“You know how airports spend billions of dollars on architecture, and then they flood the place with the lamest music? Eno was passionate about bringing art to improve those environments. He used this concept of ‘furniture music’ to make art that blended into the atmosphere of the room, rather than to be focused on. Ultimately: art that doesn’t demand your attention, yet improves your experience. I asked myself, ‘What would Brian Eno do?’ and wanted to bring that kind of art to Bushwick. Bubbles seemed like a fun and positive medium to play with.”
On one hand, I believe Rondeau is selling the art form short by saying that his Bushwick bubbles don’t demand any attention. They’re quite enchanting: I’ve seen the huge, 10-foot wide bubbles slow club kids to a whisper, and the smaller bubbles lead both children and adults in energetic pursuit. Yet, I can understand the comparison to Eno’s art; shortly after the bubbles leave the wand they are absorbed into the background, gradually and then all at once. They become part of the landscape. The fenced-off Boar’s Head distribution center never looked so colorful. The Wonton Food Inc. building never so soft. The McKibbin Lofts so serene.
One of the most wonderful things about the bubbles is that they bring people together. Rondeau tells me, “I’ve met almost all my neighbors and some new friends as well.”
“Who’s the last person you met that really stood out to you?” I asked him, and he shared this story:
“Last Saturday we were on the street when a 6-foot tall bearded man on a skateboard came riding by. He was wearing a torn blue dress. And as he passed through the bubbles he graciously shouted to me, ‘Thank you for the bubbles!’ That guy made my night.”
Make bubbles and you are making people happy. And the happiness that comes out if it is disproportionately higher than the effort that goes into it. If you put in 100%, what you get back is 1000% percent.
How to Make Big Bubbles
Since writing this piece, Alexis has relocated to Berlin. Which means the Bushwick sky this summer will be less majestic than in years past. Unless we do something about it! It’s up to you to keep the magic afloat. The recipe is simple:
Ingredients for the Bubble Solution
- 1 Big Plastic Bucket
- 1 Bottle 24 fl oz Blue Dawn Ultra Dish Soap (~$6)
- 1 Tbsp J-Lube Polyethylene Polymer (Buy on Amazon ~$30, lasts for 50+ buckets)
- 3 Gallons of Water
Ingredients for Bubble Wands
Step-by-step your first time making bubbles:
- Cut off a long piece of rope 3x the length of one dowel

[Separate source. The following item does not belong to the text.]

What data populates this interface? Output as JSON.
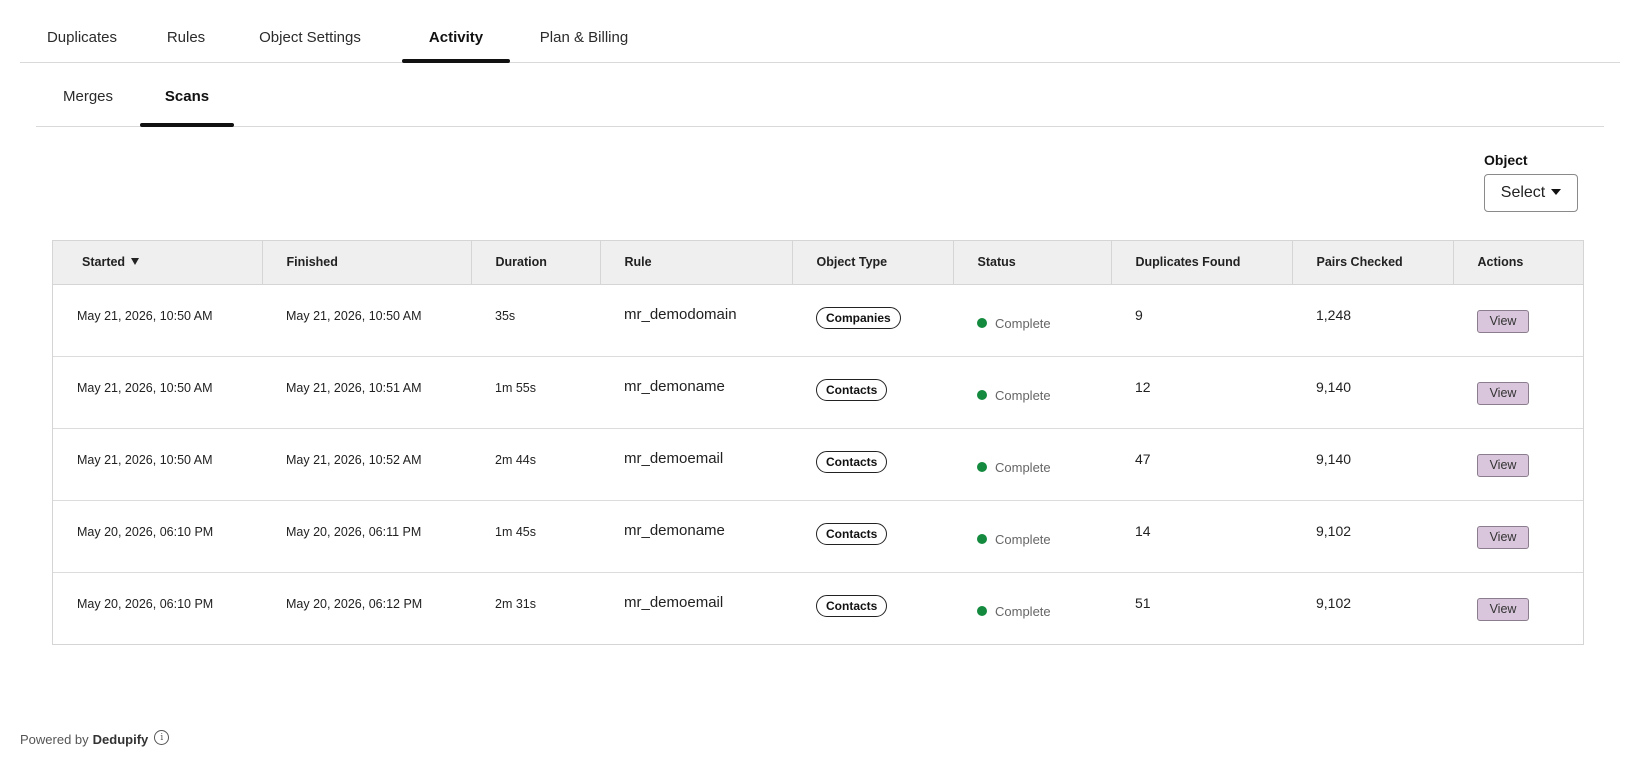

- Cut rope into 2 pieces: 1x length of dowel, 2x length of dowel
- If your rope has a nylon core, pull it out inch by inch
- Knot ropes

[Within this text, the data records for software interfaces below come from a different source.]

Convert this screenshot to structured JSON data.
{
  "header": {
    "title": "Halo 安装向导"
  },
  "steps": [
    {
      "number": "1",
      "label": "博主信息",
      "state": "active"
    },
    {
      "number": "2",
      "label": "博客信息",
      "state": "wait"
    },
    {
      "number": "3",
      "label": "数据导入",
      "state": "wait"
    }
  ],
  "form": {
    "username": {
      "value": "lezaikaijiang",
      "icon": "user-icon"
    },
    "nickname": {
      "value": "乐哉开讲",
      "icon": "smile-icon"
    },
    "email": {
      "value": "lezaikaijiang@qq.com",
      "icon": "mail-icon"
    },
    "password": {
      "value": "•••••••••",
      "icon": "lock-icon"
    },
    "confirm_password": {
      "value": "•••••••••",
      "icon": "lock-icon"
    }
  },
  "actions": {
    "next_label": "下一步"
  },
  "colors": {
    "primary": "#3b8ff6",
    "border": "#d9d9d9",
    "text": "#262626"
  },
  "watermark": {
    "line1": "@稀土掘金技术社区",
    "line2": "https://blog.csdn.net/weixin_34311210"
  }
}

- Attach knotted edges to dowels
- Soak Bubble Wand Ropes in solution for at least 20 minutes
- Dip the wands in bubble mix
- Cover the world in bubbles!

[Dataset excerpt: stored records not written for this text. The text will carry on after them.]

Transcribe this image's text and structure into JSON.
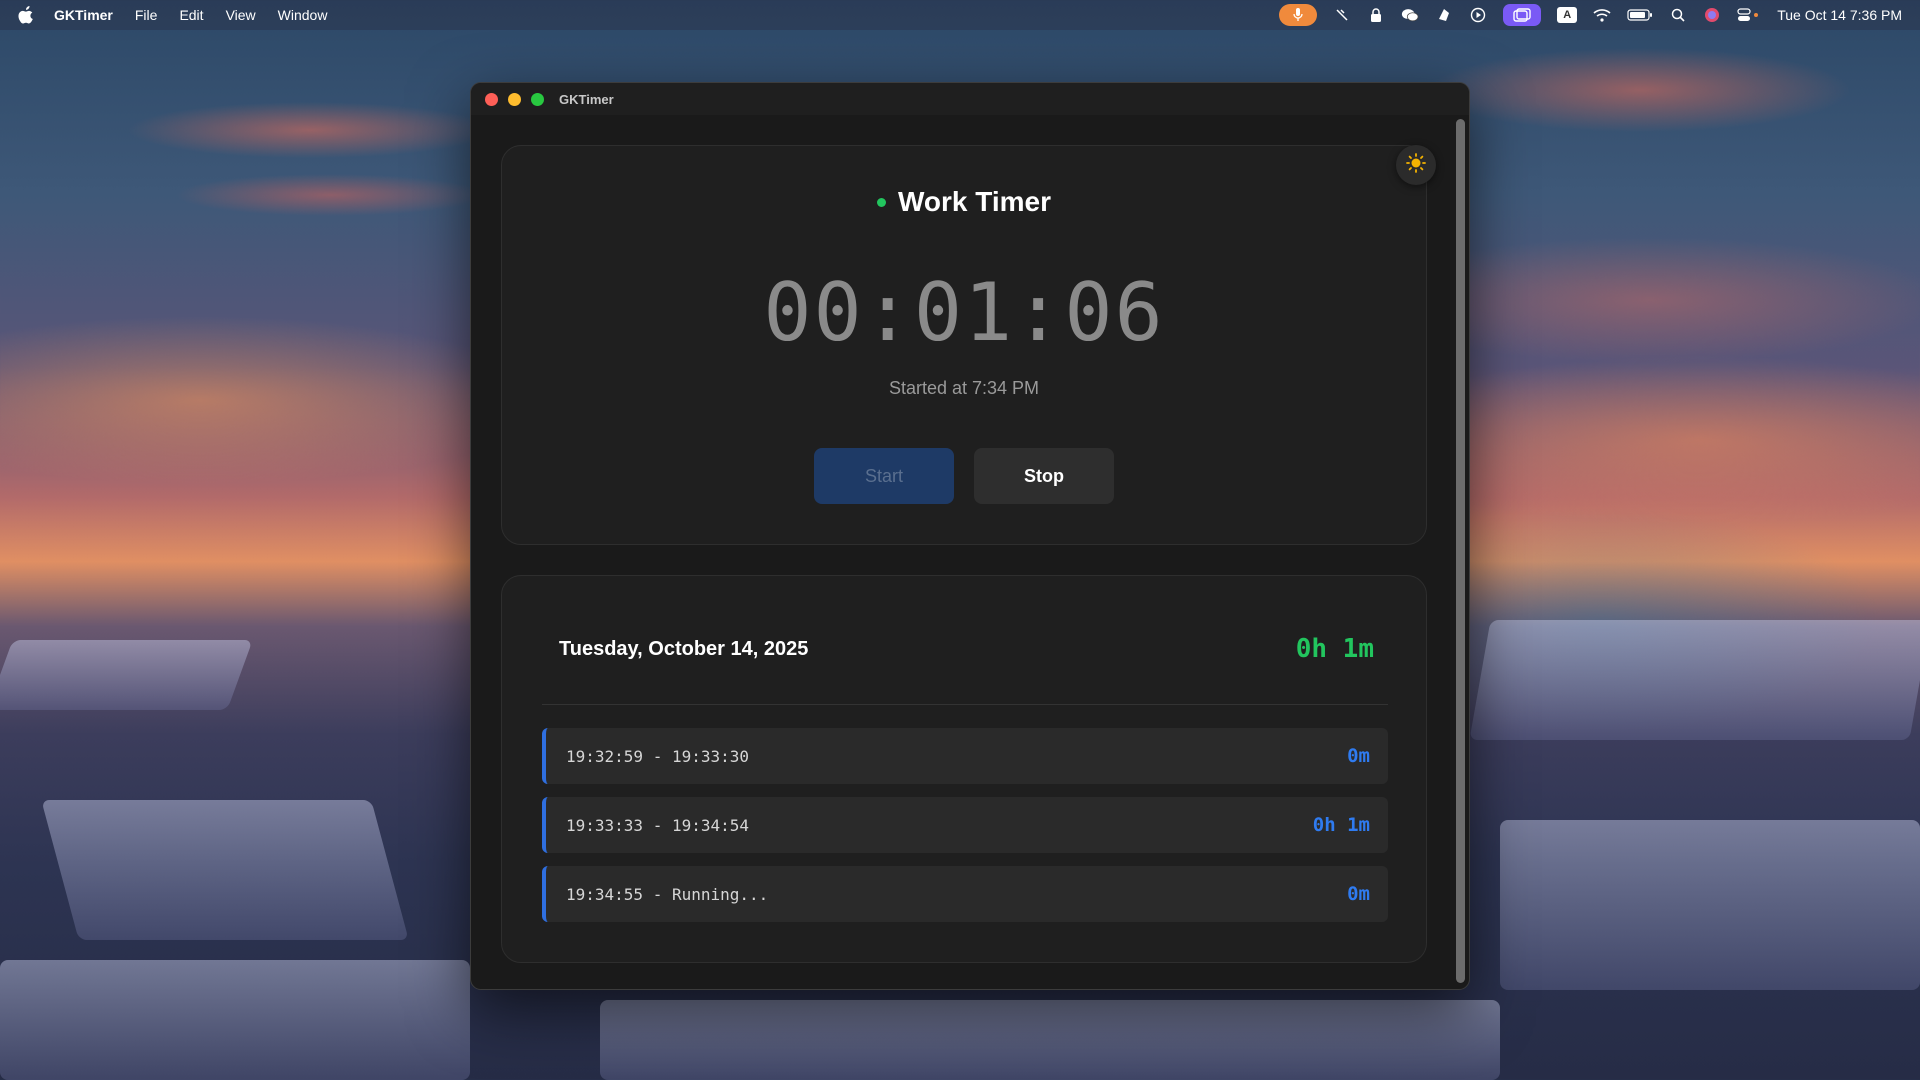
{
  "menubar": {
    "app_name": "GKTimer",
    "menus": [
      "File",
      "Edit",
      "View",
      "Window"
    ],
    "status_icons": [
      "mic-icon",
      "tool-icon",
      "lock-icon",
      "wechat-icon",
      "cloud-icon",
      "play-icon",
      "screen-icon",
      "keyboard-input-icon",
      "wifi-icon",
      "battery-icon",
      "search-icon",
      "siri-icon",
      "control-center-icon"
    ],
    "input_source": "A",
    "datetime": "Tue Oct 14  7:36 PM",
    "accent_orange": "#f08a3c",
    "accent_purple": "#7a5af5"
  },
  "window": {
    "title": "GKTimer"
  },
  "timer": {
    "title": "Work Timer",
    "elapsed": "00:01:06",
    "started_text": "Started at 7:34 PM",
    "start_label": "Start",
    "stop_label": "Stop",
    "status_color": "#22c55e"
  },
  "log": {
    "date": "Tuesday, October 14, 2025",
    "total": "0h 1m",
    "sessions": [
      {
        "range": "19:32:59 - 19:33:30",
        "duration": "0m"
      },
      {
        "range": "19:33:33 - 19:34:54",
        "duration": "0h 1m"
      },
      {
        "range": "19:34:55 - Running...",
        "duration": "0m"
      }
    ],
    "accent_blue": "#2f6fe0"
  }
}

Tips & Tricks: Bubbles are sensitive so avoid hot sun. Dry air and too much wind will make ‘em pop too quickly, too.
Bushwick is a feeling. Now spread that feeling. Bubble safely!
*Bubble recipe courtesy of Dr. Bubbles himself.